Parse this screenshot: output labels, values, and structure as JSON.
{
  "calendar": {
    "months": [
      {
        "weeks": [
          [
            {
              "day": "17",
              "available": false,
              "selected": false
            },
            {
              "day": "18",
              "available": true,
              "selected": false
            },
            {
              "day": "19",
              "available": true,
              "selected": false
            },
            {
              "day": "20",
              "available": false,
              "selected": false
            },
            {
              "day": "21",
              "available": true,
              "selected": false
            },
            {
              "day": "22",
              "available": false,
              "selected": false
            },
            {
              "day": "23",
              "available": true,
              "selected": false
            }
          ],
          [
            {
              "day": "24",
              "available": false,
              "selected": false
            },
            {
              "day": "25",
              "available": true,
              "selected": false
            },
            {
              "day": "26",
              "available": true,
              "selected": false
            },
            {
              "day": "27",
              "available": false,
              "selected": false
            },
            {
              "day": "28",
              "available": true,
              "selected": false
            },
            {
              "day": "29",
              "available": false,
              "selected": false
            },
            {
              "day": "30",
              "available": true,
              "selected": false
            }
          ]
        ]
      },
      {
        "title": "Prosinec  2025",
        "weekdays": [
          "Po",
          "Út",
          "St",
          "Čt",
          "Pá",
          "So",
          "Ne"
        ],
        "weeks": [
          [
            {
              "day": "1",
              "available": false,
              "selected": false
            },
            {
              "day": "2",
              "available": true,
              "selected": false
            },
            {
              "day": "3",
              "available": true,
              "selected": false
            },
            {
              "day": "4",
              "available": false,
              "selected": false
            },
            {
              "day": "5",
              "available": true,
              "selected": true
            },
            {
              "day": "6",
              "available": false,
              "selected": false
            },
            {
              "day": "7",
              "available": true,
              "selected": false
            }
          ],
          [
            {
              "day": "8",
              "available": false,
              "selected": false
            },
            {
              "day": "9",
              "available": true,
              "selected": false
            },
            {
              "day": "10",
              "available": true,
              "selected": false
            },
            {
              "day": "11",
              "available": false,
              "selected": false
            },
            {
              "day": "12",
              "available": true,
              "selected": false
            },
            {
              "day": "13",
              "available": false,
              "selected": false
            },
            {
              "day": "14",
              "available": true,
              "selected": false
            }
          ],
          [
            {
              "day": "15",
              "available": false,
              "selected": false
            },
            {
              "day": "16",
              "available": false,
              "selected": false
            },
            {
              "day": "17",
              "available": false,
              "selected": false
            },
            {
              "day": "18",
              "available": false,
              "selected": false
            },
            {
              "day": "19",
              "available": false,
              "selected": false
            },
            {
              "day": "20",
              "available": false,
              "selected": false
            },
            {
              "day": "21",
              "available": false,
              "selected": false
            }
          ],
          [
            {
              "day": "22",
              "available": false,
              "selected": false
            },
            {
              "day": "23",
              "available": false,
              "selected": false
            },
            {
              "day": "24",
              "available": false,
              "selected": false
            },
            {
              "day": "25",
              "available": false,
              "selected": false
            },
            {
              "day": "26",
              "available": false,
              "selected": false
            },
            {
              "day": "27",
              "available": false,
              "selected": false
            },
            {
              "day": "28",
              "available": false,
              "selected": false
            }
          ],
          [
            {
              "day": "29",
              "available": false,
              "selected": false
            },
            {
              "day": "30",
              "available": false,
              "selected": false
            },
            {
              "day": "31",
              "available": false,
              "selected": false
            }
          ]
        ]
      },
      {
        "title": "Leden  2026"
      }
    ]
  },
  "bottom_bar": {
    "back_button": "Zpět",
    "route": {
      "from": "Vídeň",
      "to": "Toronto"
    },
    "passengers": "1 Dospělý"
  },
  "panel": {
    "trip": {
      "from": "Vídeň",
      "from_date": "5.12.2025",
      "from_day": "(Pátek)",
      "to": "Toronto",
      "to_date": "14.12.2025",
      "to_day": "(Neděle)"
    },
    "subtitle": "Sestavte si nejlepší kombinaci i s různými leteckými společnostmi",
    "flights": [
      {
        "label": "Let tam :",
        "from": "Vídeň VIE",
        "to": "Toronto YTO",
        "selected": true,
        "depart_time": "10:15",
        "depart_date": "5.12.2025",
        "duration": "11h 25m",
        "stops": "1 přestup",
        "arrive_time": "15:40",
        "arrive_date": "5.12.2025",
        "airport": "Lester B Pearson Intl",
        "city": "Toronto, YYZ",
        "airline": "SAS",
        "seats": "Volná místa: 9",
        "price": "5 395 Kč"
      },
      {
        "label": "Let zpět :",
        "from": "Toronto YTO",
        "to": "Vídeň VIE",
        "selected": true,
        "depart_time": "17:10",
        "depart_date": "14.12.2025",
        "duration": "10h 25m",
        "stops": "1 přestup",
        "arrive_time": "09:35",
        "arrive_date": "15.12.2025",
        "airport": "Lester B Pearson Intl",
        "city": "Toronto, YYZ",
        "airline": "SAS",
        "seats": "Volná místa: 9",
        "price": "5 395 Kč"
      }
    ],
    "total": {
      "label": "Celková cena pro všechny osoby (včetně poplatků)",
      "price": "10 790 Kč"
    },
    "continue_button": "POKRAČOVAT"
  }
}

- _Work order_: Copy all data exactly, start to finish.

- _Reply to the exercise_:
Parse this screenshot: output labels, values, and structure as JSON.
{
  "calendar": {
    "months": [
      {
        "weeks": [
          [
            {
              "day": "17",
              "available": false,
              "selected": false
            },
            {
              "day": "18",
              "available": true,
              "selected": false
            },
            {
              "day": "19",
              "available": true,
              "selected": false
            },
            {
              "day": "20",
              "available": false,
              "selected": false
            },
            {
              "day": "21",
              "available": true,
              "selected": false
            },
            {
              "day": "22",
              "available": false,
              "selected": false
            },
            {
              "day": "23",
              "available": true,
              "selected": false
            }
          ],
          [
            {
              "day": "24",
              "available": false,
              "selected": false
            },
            {
              "day": "25",
              "available": true,
              "selected": false
            },
            {
              "day": "26",
              "available": true,
              "selected": false
            },
            {
              "day": "27",
              "available": false,
              "selected": false
            },
            {
              "day": "28",
              "available": true,
              "selected": false
            },
            {
              "day": "29",
              "available": false,
              "selected": false
            },
            {
              "day": "30",
              "available": true,
              "selected": false
            }
          ]
        ]
      },
      {
        "title": "Prosinec  2025",
        "weekdays": [
          "Po",
          "Út",
          "St",
          "Čt",
          "Pá",
          "So",
          "Ne"
        ],
        "weeks": [
          [
            {
              "day": "1",
              "available": false,
              "selected": false
            },
            {
              "day": "2",
              "available": true,
              "selected": false
            },
            {
              "day": "3",
              "available": true,
              "selected": false
            },
            {
              "day": "4",
              "available": false,
              "selected": false
            },
            {
              "day": "5",
              "available": true,
              "selected": true
            },
            {
              "day": "6",
              "available": false,
              "selected": false
            },
            {
              "day": "7",
              "available": true,
              "selected": false
            }
          ],
          [
            {
              "day": "8",
              "available": false,
              "selected": false
            },
            {
              "day": "9",
              "available": true,
              "selected": false
            },
            {
              "day": "10",
              "available": true,
              "selected": false
            },
            {
              "day": "11",
              "available": false,
              "selected": false
            },
            {
              "day": "12",
              "available": true,
              "selected": false
            },
            {
              "day": "13",
              "available": false,
              "selected": false
            },
            {
              "day": "14",
              "available": true,
              "selected": false
            }
          ],
          [
            {
              "day": "15",
              "available": false,
              "selected": false
            },
            {
              "day": "16",
              "available": false,
              "selected": false
            },
            {
              "day": "17",
              "available": false,
              "selected": false
            },
            {
              "day": "18",
              "available": false,
              "selected": false
            },
            {
              "day": "19",
              "available": false,
              "selected": false
            },
            {
              "day": "20",
              "available": false,
              "selected": false
            },
            {
              "day": "21",
              "available": false,
              "selected": false
            }
          ],
          [
            {
              "day": "22",
              "available": false,
              "selected": false
            },
            {
              "day": "23",
              "available": false,
              "selected": false
            },
            {
              "day": "24",
              "available": false,
              "selected": false
            },
            {
              "day": "25",
              "available": false,
              "selected": false
            },
            {
              "day": "26",
              "available": false,
              "selected": false
            },
            {
              "day": "27",
              "available": false,
              "selected": false
            },
            {
              "day": "28",
              "available": false,
              "selected": false
            }
          ],
          [
            {
              "day": "29",
              "available": false,
              "selected": false
            },
            {
              "day": "30",
              "available": false,
              "selected": false
            },
            {
              "day": "31",
              "available": false,
              "selected": false
            }
          ]
        ]
      },
      {
        "title": "Leden  2026"
      }
    ]
  },
  "bottom_bar": {
    "back_button": "Zpět",
    "route": {
      "from": "Vídeň",
      "to": "Toronto"
    },
    "passengers": "1 Dospělý"
  },
  "panel": {
    "trip": {
      "from": "Vídeň",
      "from_date": "5.12.2025",
      "from_day": "(Pátek)",
      "to": "Toronto",
      "to_date": "14.12.2025",
      "to_day": "(Neděle)"
    },
    "subtitle": "Sestavte si nejlepší kombinaci i s různými leteckými společnostmi",
    "flights": [
      {
        "label": "Let tam :",
        "from": "Vídeň VIE",
        "to": "Toronto YTO",
        "selected": true,
        "depart_time": "10:15",
        "depart_date": "5.12.2025",
        "duration": "11h 25m",
        "stops": "1 přestup",
        "arrive_time": "15:40",
        "arrive_date": "5.12.2025",
        "airport": "Lester B Pearson Intl",
        "city": "Toronto, YYZ",
        "airline": "SAS",
        "seats": "Volná místa: 9",
        "price": "5 395 Kč"
      },
      {
        "label": "Let zpět :",
        "from": "Toronto YTO",
        "to": "Vídeň VIE",
        "selected": true,
        "depart_time": "17:10",
        "depart_date": "14.12.2025",
        "duration": "10h 25m",
        "stops": "1 přestup",
        "arrive_time": "09:35",
        "arrive_date": "15.12.2025",
        "airport": "Lester B Pearson Intl",
        "city": "Toronto, YYZ",
        "airline": "SAS",
        "seats": "Volná místa: 9",
        "price": "5 395 Kč"
      }
    ],
    "total": {
      "label": "Celková cena pro všechny osoby (včetně poplatků)",
      "price": "10 790 Kč"
    },
    "continue_button": "POKRAČOVAT"
  }
}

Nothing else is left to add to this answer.